-- DATA follows --

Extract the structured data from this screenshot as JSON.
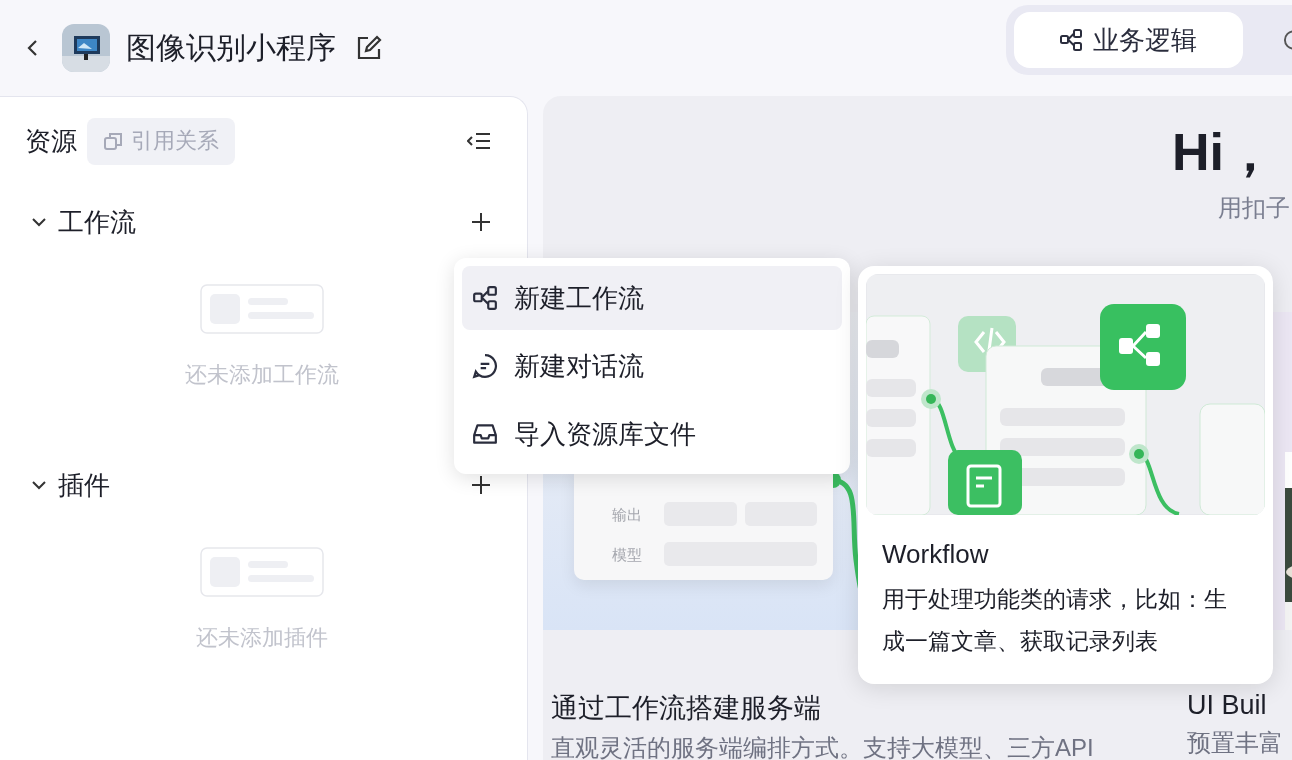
{
  "header": {
    "title": "图像识别小程序",
    "tabs": [
      {
        "label": "业务逻辑",
        "selected": true
      }
    ]
  },
  "resources": {
    "title": "资源",
    "reference_button": {
      "label": "引用关系",
      "disabled": true
    },
    "sections": [
      {
        "title": "工作流",
        "expanded": true,
        "empty_text": "还未添加工作流"
      },
      {
        "title": "插件",
        "expanded": true,
        "empty_text": "还未添加插件"
      }
    ]
  },
  "main": {
    "greeting": "Hi，",
    "subtitle": "用扣子",
    "cards": [
      {
        "title": "通过工作流搭建服务端",
        "description": "直观灵活的服务端编排方式。支持大模型、三方API",
        "labels": [
          "输出",
          "模型"
        ]
      },
      {
        "title": "UI Buil",
        "description": "预置丰富"
      }
    ]
  },
  "menu": {
    "items": [
      {
        "kind": "workflow",
        "label": "新建工作流",
        "selected": true
      },
      {
        "kind": "chat",
        "label": "新建对话流",
        "selected": false
      },
      {
        "kind": "import",
        "label": "导入资源库文件",
        "selected": false
      }
    ]
  },
  "preview": {
    "title": "Workflow",
    "description": "用于处理功能类的请求，比如：生成一篇文章、获取记录列表"
  }
}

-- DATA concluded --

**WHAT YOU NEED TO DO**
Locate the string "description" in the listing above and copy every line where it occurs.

**RESPONSE FOR THIS EXERCISE**
        "description": "直观灵活的服务端编排方式。支持大模型、三方API",
        "description": "预置丰富"
    "description": "用于处理功能类的请求，比如：生成一篇文章、获取记录列表"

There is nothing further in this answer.